First, on Monday, the women “filled with awe and great joy” meet Jesus. “Do not be afraid,” He tells them. For many, perhaps most, this is myth or legend but equally the story concocted by the chief priests by which soldiers are bribed to say Jesus’s body has been stolen by his disciples can be viewed as myth and legend. Darkness against light, lies against truth.
The Cathedral is beautiful, bedecked with white and yellow flowers, the vestments white and gold.
Then on Tuesday, Mary Magdalene “stayed outside near the tomb, weeping,” and fails to recognise Jesus till he calls her name, as we fail still, constantly, to recognise him. Whenever I think of this passage, I see Titian’s painting, ‘Noli Me Tangere’ (below).
But it is Wednesday’s reading – Jesus’s encounter on the road to Emmaus – which usually reduces me to tears. “It is nearly evening, they said, and the day is almost over… He took the bread… then He broke it… and their eyes were opened.” If there was any Gospel reading I would like read at my funeral it is that one.

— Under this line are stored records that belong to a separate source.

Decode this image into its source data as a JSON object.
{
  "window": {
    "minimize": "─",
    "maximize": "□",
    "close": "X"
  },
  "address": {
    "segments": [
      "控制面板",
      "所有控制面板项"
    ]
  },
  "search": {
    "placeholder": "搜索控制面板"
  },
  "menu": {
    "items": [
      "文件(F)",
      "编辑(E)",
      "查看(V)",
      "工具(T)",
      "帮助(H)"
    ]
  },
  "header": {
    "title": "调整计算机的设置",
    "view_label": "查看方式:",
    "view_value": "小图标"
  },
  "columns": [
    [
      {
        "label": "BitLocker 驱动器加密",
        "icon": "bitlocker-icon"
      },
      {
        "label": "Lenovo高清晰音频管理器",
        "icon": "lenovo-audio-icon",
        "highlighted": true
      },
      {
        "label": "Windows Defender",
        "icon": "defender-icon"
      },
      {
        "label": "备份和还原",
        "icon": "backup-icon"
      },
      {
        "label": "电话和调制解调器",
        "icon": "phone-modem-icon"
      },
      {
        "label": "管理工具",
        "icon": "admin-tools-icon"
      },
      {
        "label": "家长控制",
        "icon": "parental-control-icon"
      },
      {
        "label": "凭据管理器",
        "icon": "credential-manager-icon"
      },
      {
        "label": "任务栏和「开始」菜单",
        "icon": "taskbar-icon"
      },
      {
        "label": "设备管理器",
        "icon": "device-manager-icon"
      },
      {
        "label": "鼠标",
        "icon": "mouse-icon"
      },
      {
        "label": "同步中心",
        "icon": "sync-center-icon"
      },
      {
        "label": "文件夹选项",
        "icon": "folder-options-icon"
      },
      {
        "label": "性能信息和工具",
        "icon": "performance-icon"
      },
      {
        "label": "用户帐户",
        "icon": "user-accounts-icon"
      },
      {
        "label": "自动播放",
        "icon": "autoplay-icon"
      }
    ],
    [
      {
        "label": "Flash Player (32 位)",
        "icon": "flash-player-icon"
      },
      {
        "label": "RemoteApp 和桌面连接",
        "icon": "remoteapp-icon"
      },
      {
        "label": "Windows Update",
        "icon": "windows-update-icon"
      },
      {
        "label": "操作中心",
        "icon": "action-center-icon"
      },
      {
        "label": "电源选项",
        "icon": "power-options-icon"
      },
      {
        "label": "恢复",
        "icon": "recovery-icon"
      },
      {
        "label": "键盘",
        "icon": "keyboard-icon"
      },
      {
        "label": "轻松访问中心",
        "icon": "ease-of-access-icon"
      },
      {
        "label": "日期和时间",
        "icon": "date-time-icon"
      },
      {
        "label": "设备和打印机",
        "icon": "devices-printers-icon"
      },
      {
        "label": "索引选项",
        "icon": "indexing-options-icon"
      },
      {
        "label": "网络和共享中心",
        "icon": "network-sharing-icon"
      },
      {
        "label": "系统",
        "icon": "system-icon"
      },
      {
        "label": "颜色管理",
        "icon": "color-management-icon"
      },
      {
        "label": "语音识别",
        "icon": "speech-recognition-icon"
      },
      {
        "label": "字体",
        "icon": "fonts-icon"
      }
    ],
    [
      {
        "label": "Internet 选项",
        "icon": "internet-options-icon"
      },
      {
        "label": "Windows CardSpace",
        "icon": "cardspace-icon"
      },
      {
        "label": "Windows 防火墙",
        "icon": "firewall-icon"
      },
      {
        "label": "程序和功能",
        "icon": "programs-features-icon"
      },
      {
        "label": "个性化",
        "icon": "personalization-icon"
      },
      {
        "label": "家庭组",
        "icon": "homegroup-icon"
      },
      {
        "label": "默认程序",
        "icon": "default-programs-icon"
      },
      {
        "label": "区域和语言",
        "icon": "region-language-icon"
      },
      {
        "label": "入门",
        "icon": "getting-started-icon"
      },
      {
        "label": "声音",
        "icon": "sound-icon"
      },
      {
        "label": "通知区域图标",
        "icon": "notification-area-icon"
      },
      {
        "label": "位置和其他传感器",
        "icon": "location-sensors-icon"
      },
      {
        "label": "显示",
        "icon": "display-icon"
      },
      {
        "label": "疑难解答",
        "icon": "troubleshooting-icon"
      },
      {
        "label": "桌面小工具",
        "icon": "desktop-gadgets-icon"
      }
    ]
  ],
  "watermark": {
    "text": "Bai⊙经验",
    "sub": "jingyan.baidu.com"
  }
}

I heard the Wednesday Mass with a young priest, a small gathering locally, five or six of us. There is something particularly beautiful about a new utterly committed young priest giving Mass to a small gathering, in the simplest of services. You feel closer to the beginning.
Then on Thursday, Jesus suddenly appears to all the disciples. I suppose an atheist will try to explain the Resurrection through a misunderstanding, surely all these people cannot have been lying or be deluded or perhaps, they say, he never died, but he is alive yet transfigured, different, appearing suddenly and vanishing; and finally on Friday another beautiful reading when Christ appears by the lakeside. “It is the Lord. … Come and have breakfast.”
And then in Saturday’s reading, Mark, short and to the point as usual sums it all up.